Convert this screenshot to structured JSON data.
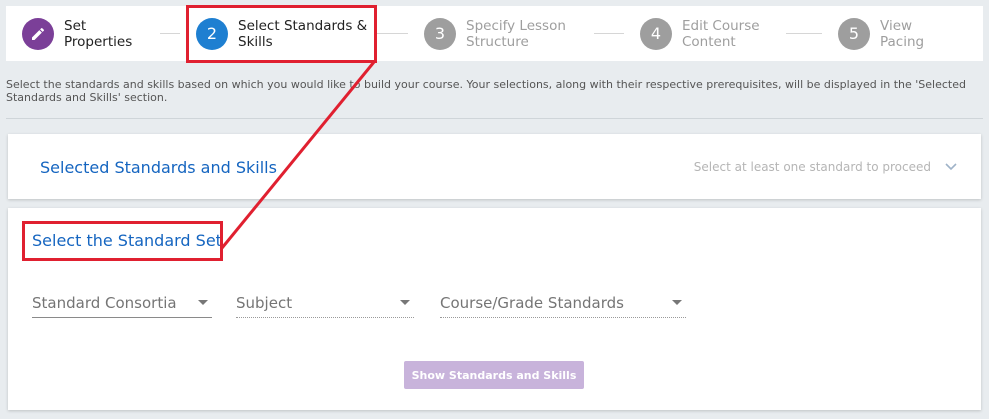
{
  "stepper": {
    "steps": [
      {
        "number": "",
        "icon": "pencil-icon",
        "line1": "Set",
        "line2": "Properties",
        "state": "done"
      },
      {
        "number": "2",
        "line1": "Select Standards &",
        "line2": "Skills",
        "state": "active"
      },
      {
        "number": "3",
        "line1": "Specify Lesson",
        "line2": "Structure",
        "state": "todo"
      },
      {
        "number": "4",
        "line1": "Edit Course",
        "line2": "Content",
        "state": "todo"
      },
      {
        "number": "5",
        "line1": "View",
        "line2": "Pacing",
        "state": "todo"
      }
    ]
  },
  "intro": "Select the standards and skills based on which you would like to build your course. Your selections, along with their respective prerequisites, will be displayed in the 'Selected Standards and Skills' section.",
  "selected_panel": {
    "title": "Selected Standards and Skills",
    "hint": "Select at least one standard to proceed"
  },
  "standard_set": {
    "title": "Select the Standard Set",
    "dropdowns": {
      "consortia": "Standard Consortia",
      "subject": "Subject",
      "course": "Course/Grade Standards"
    },
    "button": "Show Standards and Skills"
  },
  "colors": {
    "done": "#7b3f98",
    "active": "#1e7fd1",
    "todo": "#9e9e9e",
    "link": "#1565c0",
    "highlight": "#e02030",
    "button_disabled": "#c8b3db"
  }
}
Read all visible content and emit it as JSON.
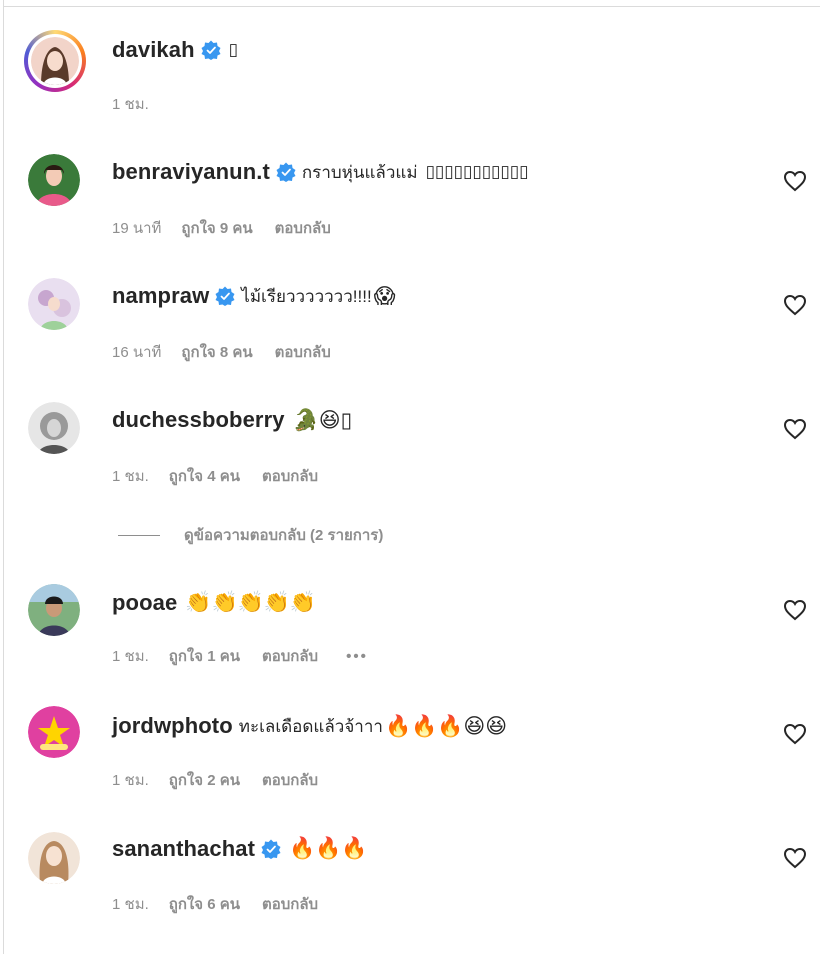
{
  "comments": [
    {
      "username": "davikah",
      "verified": true,
      "text": "",
      "emoji": "▯",
      "time": "1 ชม.",
      "likes": "",
      "reply": "",
      "avatar_colors": [
        "#f2d4c9",
        "#5a3a2a"
      ],
      "has_heart": false
    },
    {
      "username": "benraviyanun.t",
      "verified": true,
      "text": "กราบหุ่นแล้วแม่",
      "emoji": "▯▯▯▯▯▯▯▯▯▯▯",
      "time": "19 นาที",
      "likes": "ถูกใจ 9 คน",
      "reply": "ตอบกลับ",
      "avatar_colors": [
        "#e85a8a",
        "#3a7a3a"
      ],
      "has_heart": true
    },
    {
      "username": "nampraw",
      "verified": true,
      "text": "ไม้เรียววววววว!!!!",
      "emoji": "😱",
      "time": "16 นาที",
      "likes": "ถูกใจ 8 คน",
      "reply": "ตอบกลับ",
      "avatar_colors": [
        "#e9dff0",
        "#c7a6cf"
      ],
      "has_heart": true
    },
    {
      "username": "duchessboberry",
      "verified": false,
      "text": "",
      "emoji": "🐊😆▯",
      "time": "1 ชม.",
      "likes": "ถูกใจ 4 คน",
      "reply": "ตอบกลับ",
      "avatar_colors": [
        "#dcdcdc",
        "#555555"
      ],
      "has_heart": true
    },
    {
      "username": "pooae",
      "verified": false,
      "text": "",
      "emoji": "👏👏👏👏👏",
      "time": "1 ชม.",
      "likes": "ถูกใจ 1 คน",
      "reply": "ตอบกลับ",
      "more": "•••",
      "avatar_colors": [
        "#7fb07f",
        "#3a3a5a"
      ],
      "has_heart": true
    },
    {
      "username": "jordwphoto",
      "verified": false,
      "text": "ทะเลเดือดแล้วจ้าาา",
      "emoji": "🔥🔥🔥😆😆",
      "time": "1 ชม.",
      "likes": "ถูกใจ 2 คน",
      "reply": "ตอบกลับ",
      "avatar_colors": [
        "#e040a0",
        "#ffd400"
      ],
      "has_heart": true
    },
    {
      "username": "sananthachat",
      "verified": true,
      "text": "",
      "emoji": "🔥🔥🔥",
      "time": "1 ชม.",
      "likes": "ถูกใจ 6 คน",
      "reply": "ตอบกลับ",
      "avatar_colors": [
        "#f1e4d8",
        "#b88a60"
      ],
      "has_heart": true
    }
  ],
  "view_replies": "ดูข้อความตอบกลับ (2 รายการ)",
  "colors": {
    "verified": "#3897f0",
    "secondary_text": "#8e8e8e",
    "primary_text": "#262626"
  },
  "icons": {
    "verified": "verified-badge-icon",
    "like": "heart-icon"
  }
}
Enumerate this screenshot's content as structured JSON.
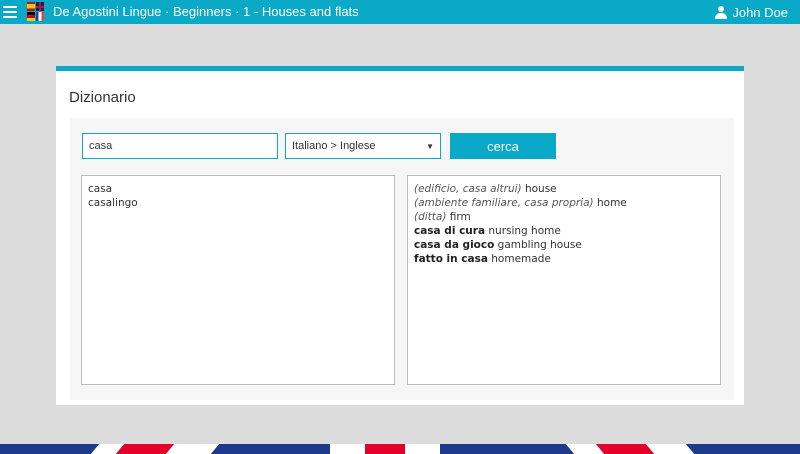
{
  "header": {
    "title": "De Agostini Lingue · Beginners · 1 - Houses and flats",
    "user_name": "John Doe",
    "menu_icon": "hamburger-icon",
    "flags_icon": "language-flags-icon",
    "user_icon": "user-icon"
  },
  "dictionary": {
    "title": "Dizionario",
    "search_value": "casa",
    "language_pair": "Italiano > Inglese",
    "search_button": "cerca",
    "suggestions": [
      "casa",
      "casalingo"
    ],
    "translations": [
      {
        "context": "(edificio, casa altrui)",
        "term": "",
        "translation": "house"
      },
      {
        "context": "(ambiente familiare, casa propria)",
        "term": "",
        "translation": "home"
      },
      {
        "context": "(ditta)",
        "term": "",
        "translation": "firm"
      },
      {
        "context": "",
        "term": "casa di cura",
        "translation": "nursing home"
      },
      {
        "context": "",
        "term": "casa da gioco",
        "translation": "gambling house"
      },
      {
        "context": "",
        "term": "fatto in casa",
        "translation": "homemade"
      }
    ]
  },
  "colors": {
    "accent": "#0aa9c8",
    "background": "#dcdcdc"
  }
}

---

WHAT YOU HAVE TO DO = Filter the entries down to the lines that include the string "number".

RESPONSE AREA =
        "number": "",
        "number": "2",
        "number": "3",
        "number": "4",
        "number": "5",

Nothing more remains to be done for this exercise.